Philpax t1_jee04jo wrote

It's just difficult to wrangle all of the dependencies; I want to be able to wrap an entire model in a complete isolated black box that I can call into with a C API or similar.

That is, I'd like something like without having to rewrite the entire model.

For my use cases, native would be good, but web would be a nice to have. (With enough magic, a native solution could be potentially compiled to WebAssembly?)


Philpax t1_jcrgxbb wrote

As the other commenter said, it's unlikely anyone will advertise a service like this as LLaMA's license terms don't allow for it. In your situation, I'd just rent a cloud GPU server (Lambda Labs etc) and test the models you care about. It'll only end up being a dollar or two if you're quick with your use.


Philpax t1_jb53hvo wrote

You are probably fine, but note that a) people will likely be very angry with you, whether or not the licensing permits it and b) this is a non-trivial problem and even more non-trivial to train.

Good luck, though!


Philpax t1_j4uk4ws wrote

Honestly, I'm not convinced it needs a hugely complex language model, as (to me) it seems like a primarily classification task, and not one that would need a deep level of understanding.
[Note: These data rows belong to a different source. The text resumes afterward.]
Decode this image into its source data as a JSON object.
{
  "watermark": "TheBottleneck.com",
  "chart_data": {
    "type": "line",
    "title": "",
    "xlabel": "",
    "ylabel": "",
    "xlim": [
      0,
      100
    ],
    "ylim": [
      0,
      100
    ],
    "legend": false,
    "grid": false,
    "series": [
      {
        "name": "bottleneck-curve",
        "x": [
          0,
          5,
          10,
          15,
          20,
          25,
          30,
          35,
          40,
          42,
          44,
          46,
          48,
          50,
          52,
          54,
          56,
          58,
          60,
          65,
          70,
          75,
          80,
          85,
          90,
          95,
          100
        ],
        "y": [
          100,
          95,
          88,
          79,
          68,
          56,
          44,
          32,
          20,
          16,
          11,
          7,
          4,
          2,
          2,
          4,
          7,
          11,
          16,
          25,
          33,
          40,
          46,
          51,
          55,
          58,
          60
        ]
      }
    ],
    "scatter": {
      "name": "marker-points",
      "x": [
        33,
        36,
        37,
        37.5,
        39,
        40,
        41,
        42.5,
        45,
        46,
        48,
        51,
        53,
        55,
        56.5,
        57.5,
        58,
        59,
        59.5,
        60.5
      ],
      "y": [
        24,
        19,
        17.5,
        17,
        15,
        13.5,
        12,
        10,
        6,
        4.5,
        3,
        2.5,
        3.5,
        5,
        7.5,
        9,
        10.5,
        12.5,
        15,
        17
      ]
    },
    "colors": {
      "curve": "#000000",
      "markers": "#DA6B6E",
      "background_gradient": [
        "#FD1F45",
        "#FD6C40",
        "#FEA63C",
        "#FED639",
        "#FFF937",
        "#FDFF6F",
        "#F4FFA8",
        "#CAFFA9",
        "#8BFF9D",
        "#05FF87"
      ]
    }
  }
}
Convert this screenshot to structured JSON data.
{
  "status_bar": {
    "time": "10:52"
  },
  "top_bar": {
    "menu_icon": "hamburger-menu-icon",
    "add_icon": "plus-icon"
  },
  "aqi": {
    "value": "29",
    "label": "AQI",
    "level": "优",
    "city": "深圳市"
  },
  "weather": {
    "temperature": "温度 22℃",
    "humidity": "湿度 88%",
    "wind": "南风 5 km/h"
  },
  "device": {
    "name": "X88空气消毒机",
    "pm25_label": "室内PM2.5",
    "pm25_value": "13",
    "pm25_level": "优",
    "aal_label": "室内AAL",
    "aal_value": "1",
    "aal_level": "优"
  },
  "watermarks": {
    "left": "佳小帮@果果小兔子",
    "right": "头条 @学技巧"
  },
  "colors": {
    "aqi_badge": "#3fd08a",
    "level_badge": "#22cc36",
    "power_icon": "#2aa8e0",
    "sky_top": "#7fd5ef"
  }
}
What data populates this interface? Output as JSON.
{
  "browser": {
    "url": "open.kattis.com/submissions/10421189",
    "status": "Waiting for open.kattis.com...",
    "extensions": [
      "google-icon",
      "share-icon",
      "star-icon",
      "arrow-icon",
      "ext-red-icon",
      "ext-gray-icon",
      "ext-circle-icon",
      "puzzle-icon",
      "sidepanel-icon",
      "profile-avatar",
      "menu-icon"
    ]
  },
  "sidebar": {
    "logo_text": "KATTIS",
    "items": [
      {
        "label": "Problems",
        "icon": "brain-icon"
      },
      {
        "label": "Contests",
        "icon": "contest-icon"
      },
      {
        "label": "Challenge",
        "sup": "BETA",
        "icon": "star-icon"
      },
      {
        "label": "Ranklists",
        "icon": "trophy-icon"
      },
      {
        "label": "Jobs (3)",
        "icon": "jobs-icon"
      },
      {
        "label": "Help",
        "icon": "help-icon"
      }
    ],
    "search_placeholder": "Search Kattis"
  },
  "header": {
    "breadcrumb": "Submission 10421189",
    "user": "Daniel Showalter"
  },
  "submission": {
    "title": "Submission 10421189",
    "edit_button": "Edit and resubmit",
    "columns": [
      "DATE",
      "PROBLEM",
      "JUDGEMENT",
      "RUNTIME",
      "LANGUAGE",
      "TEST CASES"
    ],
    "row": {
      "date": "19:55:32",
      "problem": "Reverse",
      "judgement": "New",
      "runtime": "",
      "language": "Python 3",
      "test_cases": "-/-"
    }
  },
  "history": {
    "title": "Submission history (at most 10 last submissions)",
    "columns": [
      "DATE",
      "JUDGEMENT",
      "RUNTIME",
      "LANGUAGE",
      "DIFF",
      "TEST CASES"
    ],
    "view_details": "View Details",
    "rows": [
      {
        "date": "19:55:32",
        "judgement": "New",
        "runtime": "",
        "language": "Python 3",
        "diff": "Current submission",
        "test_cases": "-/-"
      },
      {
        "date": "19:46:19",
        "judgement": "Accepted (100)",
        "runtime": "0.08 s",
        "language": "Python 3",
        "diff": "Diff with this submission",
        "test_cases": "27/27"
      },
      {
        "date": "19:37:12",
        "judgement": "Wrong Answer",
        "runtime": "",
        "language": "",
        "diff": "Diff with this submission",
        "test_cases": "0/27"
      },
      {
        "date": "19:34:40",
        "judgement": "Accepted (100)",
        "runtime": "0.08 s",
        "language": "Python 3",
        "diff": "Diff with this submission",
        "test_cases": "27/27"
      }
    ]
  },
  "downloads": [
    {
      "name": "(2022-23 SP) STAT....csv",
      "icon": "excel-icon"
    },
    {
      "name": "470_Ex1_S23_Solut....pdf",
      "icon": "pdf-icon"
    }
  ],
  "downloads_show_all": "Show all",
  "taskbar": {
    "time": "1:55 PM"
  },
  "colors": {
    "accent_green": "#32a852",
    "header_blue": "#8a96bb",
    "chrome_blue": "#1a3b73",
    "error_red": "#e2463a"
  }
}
It'd be a level or two above standard spam filters, maybe?

The two primary NN-in-web solutions I'm aware of are tf.js and ONNX Runtime Web, both of which do CPU inference, but the latter is developing some GPU inference. As you say, it only needs to be done once, so having a button that scans through the transcript and classifies sentence probabilities as sponsor-read or not, and then automatically selects the boundaries of the probabilities seems readily doable. Even if it takes some noticeable amount of time for the user, it's pretty quickly amortised across the entire viewing population.

The only real concern I'd have at that point is... is it worth it for the average user over just hitting the right arrow two times and/or manually submitting the timestamps themselves? I suspect that's why it hasn't been done yet


Philpax t1_j37i5s5 wrote

> we are just predicting if the image is of a cat or a dog...

And there's no way automated detection of specific traits could be weaponised, right?

I generally agree that it may be too early for regulation, but that doesn't mean you can abdicate moral responsibility altogether. One should consider the societal impacts of their work. There's a reason why Joseph Redmon quit ML.


Philpax t1_j28k3v0 wrote

Not sure if these are supported already (just skimmed over the website and the list you've put here), but these are things I've wanted for while reading papers:

  • Dark mode. Viewing white PDFs before bed is unpleasant.
  • A way to view two-column papers as a single column (putting the right column below the left column?) so that I don't have to keep moving around

Those are probably the two things that bother me the most. In terms of exciting future work and keeping with the theme, you could also consider doing some automatic summarisation of text / papers (especially for citations), but that's much less necessary.